Experimental evolution meets genomics
Richard Lenski and colleagues have been monitoring evolution of the bacterium Escherichia coli in his laboratory for 40,000 generations. Their latest paper, "Genome evolution and adaptation in a long-term experiment with Escherichia coli" was recently published in Nature.
One nice thing about E. coli is that they can freeze samples of their evolving populations every few thousand generations, for later analysis. So they were able to compare the fitness of different generations by competing each against a thawed ancestor. They also found the complete DNA sequence for many of these strains....
This wouldn't have been possible when their evolution experiment began. It would have been impossibly expensive even a few years ago, but DNA sequencing has been getting cheaper, as Richard Dawkins predicted in his essay, "Son of Moore's Law."

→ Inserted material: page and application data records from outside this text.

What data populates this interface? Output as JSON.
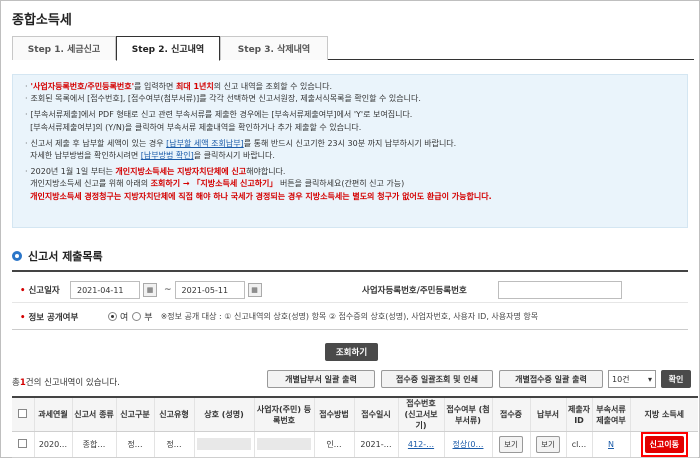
{
  "page": {
    "title": "종합소득세"
  },
  "tabs": [
    {
      "label": "Step 1. 세금신고"
    },
    {
      "label": "Step 2. 신고내역"
    },
    {
      "label": "Step 3. 삭제내역"
    }
  ],
  "info": {
    "l1a": "'사업자등록번호/주민등록번호'",
    "l1b": "를 입력하면 ",
    "l1c": "최대 1년치",
    "l1d": "의 신고 내역을 조회할 수 있습니다.",
    "l2": "조회된 목록에서 [접수번호], [접수여부(첨부서류)]를 각각 선택하면 신고서원장, 제출서식목록을 확인할 수 있습니다.",
    "l3": "[부속서류제출]에서 PDF 형태로 신고 관련 부속서류를 제출한 경우에는 [부속서류제출여부]에서 'Y'로 보여집니다.",
    "l4": "[부속서류제출여부]의 (Y/N)을 클릭하여 부속서류 제출내역을 확인하거나 추가 제출할 수 있습니다.",
    "l5a": "신고서 제출 후 납부할 세액이 있는 경우 ",
    "l5b": "[납부할 세액 조회납부]",
    "l5c": "를 통해 반드시 신고기한 23시 30분 까지 납부하시기 바랍니다.",
    "l6a": "자세한 납부방법을 확인하시려면 ",
    "l6b": "[납부방법 확인]",
    "l6c": "을 클릭하시기 바랍니다.",
    "l7a": "2020년 1월 1일 부터는 ",
    "l7b": "개인지방소득세는 지방자치단체에 신고",
    "l7c": "해야합니다.",
    "l8a": "개인지방소득세 신고를 위해 아래의 ",
    "l8b": "조회하기 → 「지방소득세 신고하기」",
    "l8c": " 버튼을 클릭하세요(간편히 신고 가능)",
    "l9": "개인지방소득세 경정청구는 지방자치단체에 직접 해야 하나 국세가 경정되는 경우 지방소득세는 별도의 청구가 없어도 환급이 가능합니다."
  },
  "section": {
    "title": "신고서 제출목록"
  },
  "search": {
    "date_label": "신고일자",
    "date_from": "2021-04-11",
    "date_to": "2021-05-11",
    "biz_label": "사업자등록번호/주민등록번호",
    "public_label": "정보 공개여부",
    "opt_yes": "여",
    "opt_no": "부",
    "public_note": "※정보 공개 대상 : ① 신고내역의 상호(성명) 항목 ② 접수증의 상호(성명), 사업자번호, 사용자 ID, 사용자명 항목",
    "button": "조회하기"
  },
  "results": {
    "count_pre": "총",
    "count": "1",
    "count_post": "건의 신고내역이 있습니다.",
    "btn_batch_tax": "개별납부서 일괄 출력",
    "btn_receipt": "접수증 일괄조회 및 인쇄",
    "btn_batch_receipt": "개별접수증 일괄 출력",
    "page_size": "10건",
    "confirm": "확인"
  },
  "table": {
    "headers": [
      "",
      "과세연월",
      "신고서 종류",
      "신고구분",
      "신고유형",
      "상호 (성명)",
      "사업자(주민) 등록번호",
      "접수방법",
      "접수일시",
      "접수번호 (신고서보기)",
      "접수여부 (첨부서류)",
      "접수증",
      "납부서",
      "제출자 ID",
      "부속서류 제출여부",
      "지방 소득세"
    ],
    "row": {
      "period": "2020…",
      "type": "종합…",
      "category": "정…",
      "kind": "정…",
      "method": "인…",
      "datetime": "2021-…",
      "receipt_no": "412-…",
      "status": "정상(0…",
      "receipt_btn": "보기",
      "bill_btn": "보기",
      "submitter": "cl…",
      "attach": "N",
      "move_btn": "신고이동"
    }
  }
}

They found that their bacterial populations accumulated genetic changes at a fairly constant rate over the first 20,000 generations. This is what you would expect, if they were randomly accumulating "neutral" mutations, with no effect on fitness. But random neutral mutations would include "synonymous" mutations that change DNA sequence without changing the corresponding protein, whereas they found mostly protein-changing mutations. Those should have some real effect and apparently a positive one.
Over the same period, fitness increased relative to the ancestral strain. But the increase in fitness showed a different pattern from total changes in DNA sequence. While DNA sequence changes accumulated at a fairly constant rate, fitness increased very rapidly over the first 1000 generations or so. Since then, fitness has continued to increase, but much more slowly. This later increase could be roughly linear, but there's enough noise in their data that it's hard to be sure. One possible explanation for this pattern is that the early genetic changes had wide-ranging effects, even if the DNA-level changes were small. This is what you would expect if the changes involved regulatory systems, for example. Those early changes were clearly positive, on balance, but they may have had some negative side effects. The slow-but-steady improvements since then may involve a large number of genes, each with a small beneficial effect, possibly reducing some of those negative side-effects.
Fellow microbial evolutionary biologist Paul Rainey has a commentary on the paper in the same issue. Rainey himself has published a very interesting paper even more recently, which Will Ratcliff has promised to write about.